On December 18 Sullivan handed down his decision rejecting the plan. He failed to explain the specific reasons for his rejection but made a number of comments on the plan: The districts were too "large and gerrymandered" and required excessive busing: it was not sufficiently proven that the safety of school children had been provided for; public hearings on the proposed changes in districts were not held: and the plan contained a number of "considerations which do not relate to racial balance" [referring to the implementation strategies].
The first comment is hard to understand since the districts comply with the standards set by the state. The other three comments were described by another lawyer as "nit-picking" and another as "irrelevancies."
The off-the-record explanation for the decision, given by a number of the participants in the case, was courtroom politics. The Boston School Committee had appealed the August decision to the Supreme Judicial Court and the appeal was heard at the same time as the hearings on the state plan.
During the appeal, the SJC made remarks which seemed to criticize Sullivan for getting too involved in the specifics of the racial balance plan. (In the Springfield case the SJC had ruled that "although we will pass on questions of law related to the interpretation and enforcement of the statute (RIA), it is not appropriate for us to enter directly into the form of the racial balance plans.") Sullivan, feeling he was being undercut, decided to throw the decision to the SJC.

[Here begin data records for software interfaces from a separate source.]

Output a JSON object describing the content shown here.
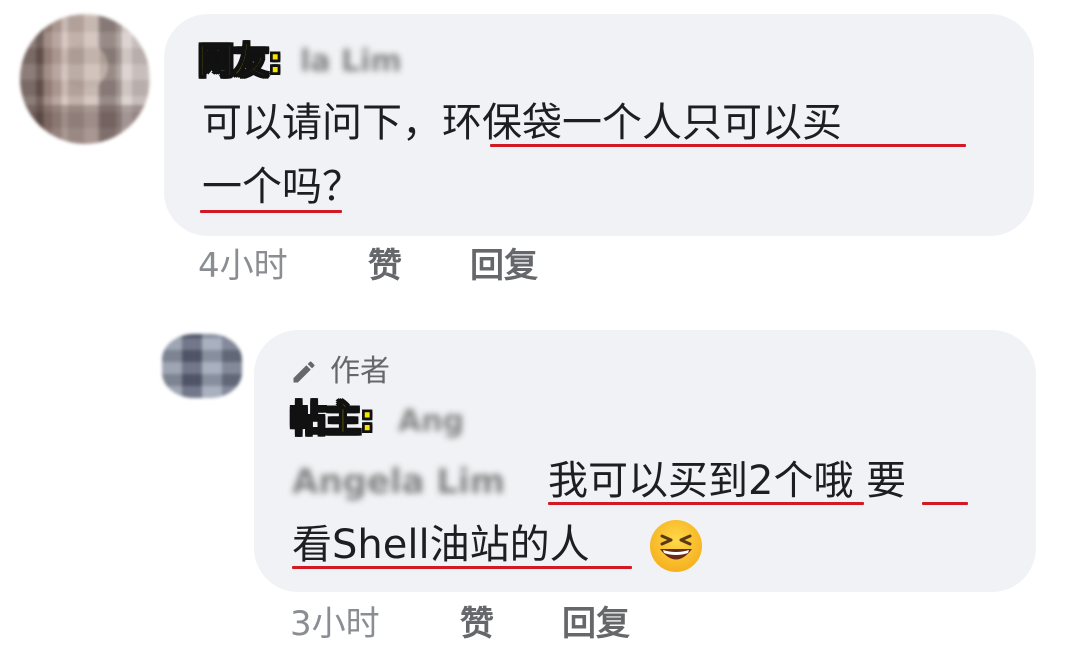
{
  "comment1": {
    "overlay_label": "网友:",
    "blurred_name": "la Lim",
    "text_line1_plain": "可以请问下，",
    "text_line1_underlined": "环保袋一个人只可以买",
    "text_line2_underlined": "一个吗",
    "text_line2_plain": "？",
    "time": "4小时",
    "like_label": "赞",
    "reply_label": "回复"
  },
  "comment2": {
    "author_badge": "作者",
    "overlay_label": "帖主:",
    "blurred_name": "Ang",
    "blurred_mention": "Angela Lim",
    "text_line1_underlined_a": "我可以买到2个",
    "text_line1_plain": "哦",
    "text_line1_underlined_b": "要",
    "text_line2_underlined": "看Shell油站的人",
    "emoji_icon": "laughing-squint-emoji",
    "time": "3小时",
    "like_label": "赞",
    "reply_label": "回复"
  },
  "colors": {
    "bubble_bg": "#f0f2f5",
    "underline": "#d11a24",
    "overlay_text": "#f6e500",
    "meta_text": "#8a8d91"
  }
}
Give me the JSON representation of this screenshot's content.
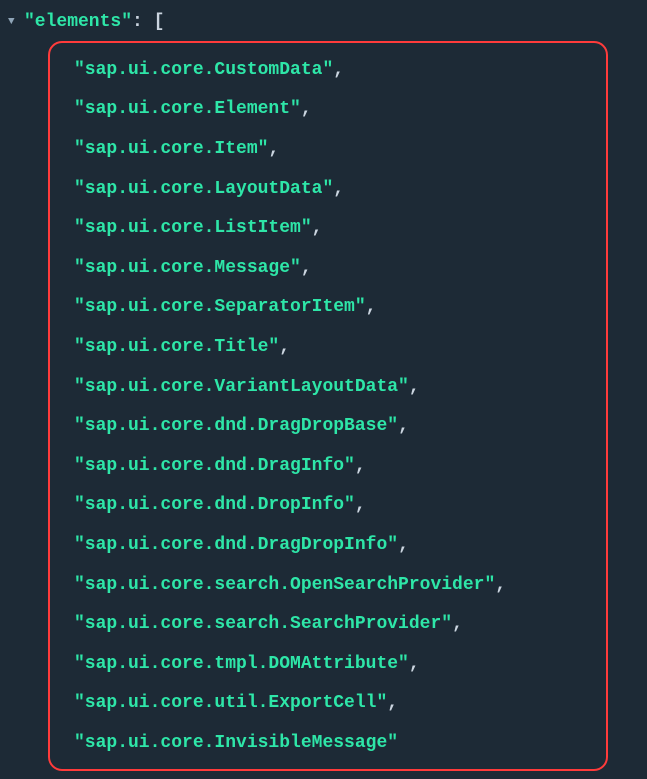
{
  "root": {
    "keyName": "\"elements\"",
    "colon": ":",
    "bracket": "["
  },
  "items": [
    "\"sap.ui.core.CustomData\"",
    "\"sap.ui.core.Element\"",
    "\"sap.ui.core.Item\"",
    "\"sap.ui.core.LayoutData\"",
    "\"sap.ui.core.ListItem\"",
    "\"sap.ui.core.Message\"",
    "\"sap.ui.core.SeparatorItem\"",
    "\"sap.ui.core.Title\"",
    "\"sap.ui.core.VariantLayoutData\"",
    "\"sap.ui.core.dnd.DragDropBase\"",
    "\"sap.ui.core.dnd.DragInfo\"",
    "\"sap.ui.core.dnd.DropInfo\"",
    "\"sap.ui.core.dnd.DragDropInfo\"",
    "\"sap.ui.core.search.OpenSearchProvider\"",
    "\"sap.ui.core.search.SearchProvider\"",
    "\"sap.ui.core.tmpl.DOMAttribute\"",
    "\"sap.ui.core.util.ExportCell\"",
    "\"sap.ui.core.InvisibleMessage\""
  ],
  "comma": ","
}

On December 28, in a surprise Christmas week sitting, the SJC agreed to review Sullivan's decision beginning February 8, If the SJC overturns Sullivan's decision, the assignment of children to specific schools within the districts will begin immediately and take effect in September.
MEANWHILE, the School Committee and State Board are codefendants in a case to begin in the Federal court on January 22. The case offers the possibility of the integrating of Boston city schools with suburban schools. Black parents have charged the School Committee and State Board with failing to provide equal educational opportunities for black children, in violation of the 14th Amendment. Specific accusations include racial discrimination in the assignment recruitment and promotion of teachers, unequal spending in the schools, and the incorporation of segregated neighborhoods in school attendance zones. The plaintiffs have indicated that if they win, they will seek a plan to link Boston to the suburbs. Even if he does not go this far. Federal Court Judge Arthur Garrity could order out-of-district busing that is barred under state law.
Garrity's ruling will be strongly influenced by the upcoming rulings of the Supreme Court. The Court is expected to rule soon on the Denver Case, in which the city was ordered to integrate the entire system. In addition, the Appeals Court in Detroit, Michigan recently upheld federal court Judge Roth's decision to bus children between Detroit and 53 suburban cities and town. The decision was in direct conflict with a ruling in another appeals court which reversed a city-suburb plan for Richmond, Va. The Supreme Court will take up the issue in the near future.
Kevin McCluskey moved from Columbia Point to Dorchester and from Dever Elementary Harvard. Though the community in which he now lives has opposed school integration in the past, he believes that it would accept it if those authority were solidly behind it. "It's too bad that the whole thing is in the hands of politicians.